Segment Open

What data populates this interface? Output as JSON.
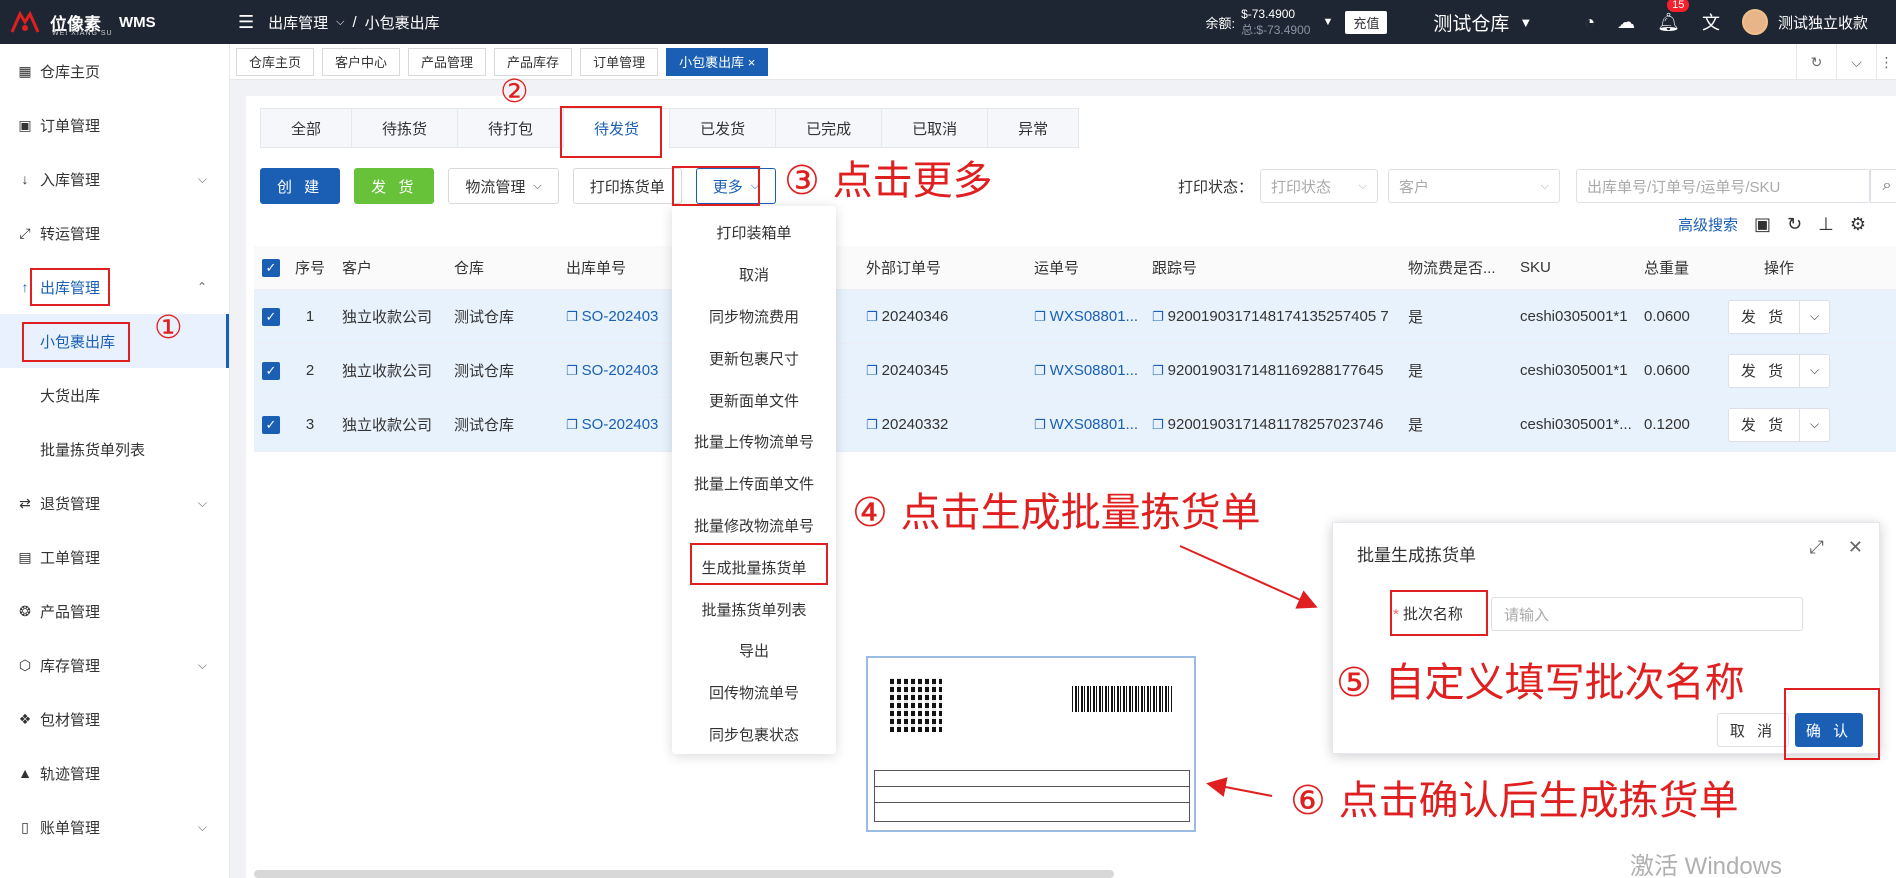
{
  "app": {
    "logo_text": "位像素",
    "logo_sub": "WEI XIANG SU",
    "product": "WMS",
    "breadcrumb": [
      "出库管理",
      "小包裹出库"
    ],
    "balance_label": "余额:",
    "balance": "$-73.4900",
    "balance_total": "总:$-73.4900",
    "recharge": "充值",
    "warehouse": "测试仓库",
    "notification_count": "15",
    "user": "测试独立收款"
  },
  "sidebar": {
    "items": [
      {
        "label": "仓库主页",
        "icon": "grid-icon"
      },
      {
        "label": "订单管理",
        "icon": "order-icon"
      },
      {
        "label": "入库管理",
        "icon": "arrow-down-icon"
      },
      {
        "label": "转运管理",
        "icon": "transfer-icon"
      },
      {
        "label": "出库管理",
        "icon": "arrow-up-icon"
      },
      {
        "label": "退货管理",
        "icon": "return-icon"
      },
      {
        "label": "工单管理",
        "icon": "workorder-icon"
      },
      {
        "label": "产品管理",
        "icon": "product-icon"
      },
      {
        "label": "库存管理",
        "icon": "box-icon"
      },
      {
        "label": "包材管理",
        "icon": "package-icon"
      },
      {
        "label": "轨迹管理",
        "icon": "track-icon"
      },
      {
        "label": "账单管理",
        "icon": "bill-icon"
      }
    ],
    "sub_items": [
      "小包裹出库",
      "大货出库",
      "批量拣货单列表"
    ]
  },
  "page_tabs": [
    "仓库主页",
    "客户中心",
    "产品管理",
    "产品库存",
    "订单管理",
    "小包裹出库 ×"
  ],
  "status_tabs": [
    "全部",
    "待拣货",
    "待打包",
    "待发货",
    "已发货",
    "已完成",
    "已取消",
    "异常"
  ],
  "toolbar": {
    "create": "创 建",
    "ship": "发 货",
    "logistics": "物流管理",
    "print_pick": "打印拣货单",
    "more": "更多",
    "print_status_label": "打印状态：",
    "print_status_placeholder": "打印状态",
    "customer_placeholder": "客户",
    "search_placeholder": "出库单号/订单号/运单号/SKU",
    "advanced_search": "高级搜索"
  },
  "table": {
    "headers": [
      "序号",
      "客户",
      "仓库",
      "出库单号",
      "外部订单号",
      "运单号",
      "跟踪号",
      "物流费是否...",
      "SKU",
      "总重量",
      "操作"
    ],
    "rows": [
      {
        "idx": "1",
        "customer": "独立收款公司",
        "warehouse": "测试仓库",
        "so": "SO-202403",
        "ext": "20240346",
        "waybill": "WXS08801...",
        "tracking": "9200190317148174135257405 7",
        "fee": "是",
        "sku": "ceshi0305001*1",
        "weight": "0.0600 *",
        "op": "发 货"
      },
      {
        "idx": "2",
        "customer": "独立收款公司",
        "warehouse": "测试仓库",
        "so": "SO-202403",
        "ext": "20240345",
        "waybill": "WXS08801...",
        "tracking": "92001903171481169288177645",
        "fee": "是",
        "sku": "ceshi0305001*1",
        "weight": "0.0600 *",
        "op": "发 货"
      },
      {
        "idx": "3",
        "customer": "独立收款公司",
        "warehouse": "测试仓库",
        "so": "SO-202403",
        "ext": "20240332",
        "waybill": "WXS08801...",
        "tracking": "92001903171481178257023746",
        "fee": "是",
        "sku": "ceshi0305001*...",
        "weight": "0.1200 *",
        "op": "发 货"
      }
    ]
  },
  "dropdown": [
    "打印装箱单",
    "取消",
    "同步物流费用",
    "更新包裹尺寸",
    "更新面单文件",
    "批量上传物流单号",
    "批量上传面单文件",
    "批量修改物流单号",
    "生成批量拣货单",
    "批量拣货单列表",
    "导出",
    "回传物流单号",
    "同步包裹状态"
  ],
  "dialog": {
    "title": "批量生成拣货单",
    "label": "批次名称",
    "required_mark": "*",
    "placeholder": "请输入",
    "cancel": "取 消",
    "confirm": "确 认"
  },
  "annotations": {
    "a1": "①",
    "a2": "②",
    "a3": "③ 点击更多",
    "a4": "④ 点击生成批量拣货单",
    "a5": "⑤ 自定义填写批次名称",
    "a6": "⑥ 点击确认后生成拣货单"
  },
  "watermark": "激活 Windows"
}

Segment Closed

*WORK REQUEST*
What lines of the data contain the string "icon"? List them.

*SOLVED EXERCISE*
        "icon": "grid-icon"
        "icon": "order-icon"
        "icon": "arrow-down-icon"
        "icon": "transfer-icon"
        "icon": "arrow-up-icon"
        "icon": "return-icon"
        "icon": "workorder-icon"
        "icon": "product-icon"
        "icon": "box-icon"
        "icon": "package-icon"
        "icon": "track-icon"
        "icon": "bill-icon"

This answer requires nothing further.